Andy Berrow comments: “The survey shows that in particular, food & drink businesses are struggling from the impact of reduced spending by customers with nearly half (46%) of this sector highlighting this as an issue, well above the capital’s average of 26%. This is not surprising considering the current economic climate. The other major sector affected by this issue is retail who face similar problems to the hospitality sector in terms of reduced disposable income available to customers.”

Despite the long tail of the recession’s impact, the survey found that growth remains a huge priority for over three-quarters of London’s businesses (78%) and over half of owners (57%) expect to achieve this with women business owners in particular, seeking growth. Over the past year, the capital’s female business owners have seen their companies grow by 7% more than their male counterparts.

The key driver for business growth over the past year seems to be new product development, with 37% of business owners citing this as a priority. Whilst 29% of business owners believe installing an effective sales strategy has helped drive growth but one of the most striking findings from this BCI is that over half of London businesses surveyed (54%) had failed to put a marketing plan in place.
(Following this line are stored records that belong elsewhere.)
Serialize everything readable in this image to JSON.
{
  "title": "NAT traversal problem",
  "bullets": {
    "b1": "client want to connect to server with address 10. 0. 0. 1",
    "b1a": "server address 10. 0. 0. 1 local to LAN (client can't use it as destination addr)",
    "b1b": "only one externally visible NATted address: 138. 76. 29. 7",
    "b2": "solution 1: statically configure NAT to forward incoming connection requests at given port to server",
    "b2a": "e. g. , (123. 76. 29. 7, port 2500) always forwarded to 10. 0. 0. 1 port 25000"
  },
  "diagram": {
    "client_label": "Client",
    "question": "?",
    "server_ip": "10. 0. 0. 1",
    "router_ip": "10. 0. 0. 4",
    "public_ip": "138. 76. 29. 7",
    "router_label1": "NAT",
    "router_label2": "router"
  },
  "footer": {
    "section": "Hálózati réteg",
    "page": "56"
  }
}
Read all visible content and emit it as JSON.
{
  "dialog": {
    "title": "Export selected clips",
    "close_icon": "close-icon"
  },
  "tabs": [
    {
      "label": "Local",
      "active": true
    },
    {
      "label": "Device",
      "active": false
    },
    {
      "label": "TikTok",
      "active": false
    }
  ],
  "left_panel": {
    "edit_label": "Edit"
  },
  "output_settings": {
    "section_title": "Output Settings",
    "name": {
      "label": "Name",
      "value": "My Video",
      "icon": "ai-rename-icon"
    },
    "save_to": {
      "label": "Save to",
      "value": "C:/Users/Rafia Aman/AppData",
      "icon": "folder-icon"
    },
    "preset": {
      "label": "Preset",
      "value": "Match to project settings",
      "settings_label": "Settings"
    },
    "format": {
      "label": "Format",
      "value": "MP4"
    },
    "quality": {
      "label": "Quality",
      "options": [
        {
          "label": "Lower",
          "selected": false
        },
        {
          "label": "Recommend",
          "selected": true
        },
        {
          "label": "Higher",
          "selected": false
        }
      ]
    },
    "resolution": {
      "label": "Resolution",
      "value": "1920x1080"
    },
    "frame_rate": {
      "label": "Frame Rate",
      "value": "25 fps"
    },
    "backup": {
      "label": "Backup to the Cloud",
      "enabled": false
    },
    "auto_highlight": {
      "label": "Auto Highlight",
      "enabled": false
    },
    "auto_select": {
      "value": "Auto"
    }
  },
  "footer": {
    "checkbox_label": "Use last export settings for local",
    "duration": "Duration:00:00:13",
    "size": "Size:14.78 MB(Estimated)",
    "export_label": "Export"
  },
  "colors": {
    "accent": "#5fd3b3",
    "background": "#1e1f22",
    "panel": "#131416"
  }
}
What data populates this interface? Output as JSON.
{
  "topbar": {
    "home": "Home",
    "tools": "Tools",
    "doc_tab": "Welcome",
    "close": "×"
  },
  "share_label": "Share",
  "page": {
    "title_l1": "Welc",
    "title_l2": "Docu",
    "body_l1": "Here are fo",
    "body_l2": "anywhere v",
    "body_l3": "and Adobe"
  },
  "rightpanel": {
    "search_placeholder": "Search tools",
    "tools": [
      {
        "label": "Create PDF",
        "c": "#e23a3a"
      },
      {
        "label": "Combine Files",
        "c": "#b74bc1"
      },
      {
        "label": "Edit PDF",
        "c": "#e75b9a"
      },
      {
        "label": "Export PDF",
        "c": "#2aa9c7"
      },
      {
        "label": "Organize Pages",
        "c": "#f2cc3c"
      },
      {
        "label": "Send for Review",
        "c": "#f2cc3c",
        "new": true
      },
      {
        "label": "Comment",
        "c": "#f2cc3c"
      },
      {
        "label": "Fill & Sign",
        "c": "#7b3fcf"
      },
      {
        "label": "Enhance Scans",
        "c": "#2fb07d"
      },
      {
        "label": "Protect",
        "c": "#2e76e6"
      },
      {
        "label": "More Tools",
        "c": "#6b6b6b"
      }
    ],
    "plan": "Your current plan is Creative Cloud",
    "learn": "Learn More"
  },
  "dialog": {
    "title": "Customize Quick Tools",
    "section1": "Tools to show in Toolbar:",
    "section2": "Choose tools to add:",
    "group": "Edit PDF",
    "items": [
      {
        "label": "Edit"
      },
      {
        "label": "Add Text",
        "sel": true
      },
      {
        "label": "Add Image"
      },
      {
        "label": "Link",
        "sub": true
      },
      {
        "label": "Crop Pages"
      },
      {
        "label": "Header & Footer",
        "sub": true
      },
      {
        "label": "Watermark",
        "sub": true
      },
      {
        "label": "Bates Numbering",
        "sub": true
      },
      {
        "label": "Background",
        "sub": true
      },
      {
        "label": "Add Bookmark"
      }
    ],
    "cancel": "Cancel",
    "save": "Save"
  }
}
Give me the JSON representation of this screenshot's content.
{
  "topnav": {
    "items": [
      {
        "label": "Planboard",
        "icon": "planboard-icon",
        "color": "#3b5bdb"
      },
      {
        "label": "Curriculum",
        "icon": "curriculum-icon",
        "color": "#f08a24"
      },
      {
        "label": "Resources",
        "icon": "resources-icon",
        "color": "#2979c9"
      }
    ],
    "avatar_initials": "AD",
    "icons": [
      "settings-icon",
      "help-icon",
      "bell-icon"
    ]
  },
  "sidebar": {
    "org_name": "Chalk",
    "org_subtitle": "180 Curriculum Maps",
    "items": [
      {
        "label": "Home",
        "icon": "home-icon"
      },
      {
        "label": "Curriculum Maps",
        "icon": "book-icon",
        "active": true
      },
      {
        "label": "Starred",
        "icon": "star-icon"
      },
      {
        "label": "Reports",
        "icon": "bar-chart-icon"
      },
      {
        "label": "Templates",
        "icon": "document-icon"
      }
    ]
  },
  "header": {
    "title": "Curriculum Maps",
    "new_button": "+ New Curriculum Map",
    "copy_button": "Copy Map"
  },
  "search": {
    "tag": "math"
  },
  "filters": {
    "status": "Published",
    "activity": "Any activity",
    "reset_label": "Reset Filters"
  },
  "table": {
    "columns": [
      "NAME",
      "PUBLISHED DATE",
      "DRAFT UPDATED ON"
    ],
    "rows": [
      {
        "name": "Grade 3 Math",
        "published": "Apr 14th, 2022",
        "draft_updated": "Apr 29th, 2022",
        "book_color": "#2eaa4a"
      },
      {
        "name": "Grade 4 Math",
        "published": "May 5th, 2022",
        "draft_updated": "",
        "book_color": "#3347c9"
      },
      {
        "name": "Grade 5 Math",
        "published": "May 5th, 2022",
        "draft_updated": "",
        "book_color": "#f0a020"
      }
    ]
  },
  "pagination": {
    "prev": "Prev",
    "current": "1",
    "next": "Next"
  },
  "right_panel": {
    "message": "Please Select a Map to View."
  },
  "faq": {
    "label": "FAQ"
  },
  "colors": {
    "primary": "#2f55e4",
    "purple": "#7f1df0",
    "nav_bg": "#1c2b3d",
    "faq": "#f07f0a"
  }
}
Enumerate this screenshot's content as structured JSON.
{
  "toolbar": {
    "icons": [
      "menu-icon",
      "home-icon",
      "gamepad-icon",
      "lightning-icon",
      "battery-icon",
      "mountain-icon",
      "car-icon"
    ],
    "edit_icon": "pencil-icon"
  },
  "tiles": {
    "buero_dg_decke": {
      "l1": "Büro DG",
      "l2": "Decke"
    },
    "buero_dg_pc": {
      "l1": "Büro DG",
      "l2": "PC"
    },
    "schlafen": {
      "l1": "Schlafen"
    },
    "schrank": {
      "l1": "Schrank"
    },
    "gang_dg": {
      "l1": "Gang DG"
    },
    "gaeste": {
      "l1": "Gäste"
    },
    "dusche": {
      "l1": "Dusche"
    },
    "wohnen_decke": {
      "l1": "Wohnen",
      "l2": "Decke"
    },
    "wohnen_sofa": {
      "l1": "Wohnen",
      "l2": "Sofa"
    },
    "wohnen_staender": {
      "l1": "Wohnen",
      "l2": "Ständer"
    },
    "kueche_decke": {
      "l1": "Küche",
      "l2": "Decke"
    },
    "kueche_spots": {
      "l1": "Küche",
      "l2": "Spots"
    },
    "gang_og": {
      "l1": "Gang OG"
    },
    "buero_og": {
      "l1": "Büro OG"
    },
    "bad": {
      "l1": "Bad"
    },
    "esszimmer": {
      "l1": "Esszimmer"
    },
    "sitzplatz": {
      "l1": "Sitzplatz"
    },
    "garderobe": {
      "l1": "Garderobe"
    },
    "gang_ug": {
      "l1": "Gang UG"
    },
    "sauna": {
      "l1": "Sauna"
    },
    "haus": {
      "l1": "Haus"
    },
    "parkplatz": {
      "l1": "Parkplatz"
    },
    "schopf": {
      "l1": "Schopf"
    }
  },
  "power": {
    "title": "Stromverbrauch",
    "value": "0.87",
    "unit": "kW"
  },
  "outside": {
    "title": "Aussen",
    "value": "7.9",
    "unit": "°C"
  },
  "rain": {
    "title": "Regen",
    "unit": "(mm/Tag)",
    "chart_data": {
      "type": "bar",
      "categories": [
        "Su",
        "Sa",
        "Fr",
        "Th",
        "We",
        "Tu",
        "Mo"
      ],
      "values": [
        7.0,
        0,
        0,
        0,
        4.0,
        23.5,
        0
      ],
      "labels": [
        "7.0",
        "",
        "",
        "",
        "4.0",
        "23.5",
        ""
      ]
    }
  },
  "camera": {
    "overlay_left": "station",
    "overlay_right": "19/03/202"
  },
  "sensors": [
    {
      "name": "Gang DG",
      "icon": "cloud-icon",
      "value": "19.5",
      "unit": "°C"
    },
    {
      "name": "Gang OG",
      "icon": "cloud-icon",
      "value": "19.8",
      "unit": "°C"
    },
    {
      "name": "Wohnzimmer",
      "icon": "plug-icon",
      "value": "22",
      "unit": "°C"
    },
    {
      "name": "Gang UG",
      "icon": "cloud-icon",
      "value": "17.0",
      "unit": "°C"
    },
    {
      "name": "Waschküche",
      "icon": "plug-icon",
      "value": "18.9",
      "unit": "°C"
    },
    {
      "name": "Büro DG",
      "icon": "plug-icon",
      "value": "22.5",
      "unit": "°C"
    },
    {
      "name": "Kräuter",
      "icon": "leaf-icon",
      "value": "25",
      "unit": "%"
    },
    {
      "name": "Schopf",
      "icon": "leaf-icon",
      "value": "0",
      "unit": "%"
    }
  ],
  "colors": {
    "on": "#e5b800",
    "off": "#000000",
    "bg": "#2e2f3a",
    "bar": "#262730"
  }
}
This is where London’s businesses need to act quickly and strategically says Andy Berrow: “The lack of a marketing strategy is a key issue for London businesses and 37% of business owners surveyed admit to not seeing the benefits of a marketing plan. With economic uncertainty prevailing, having a specific plan in place can certainly help a business to grow and give owners that vital competitive edge.”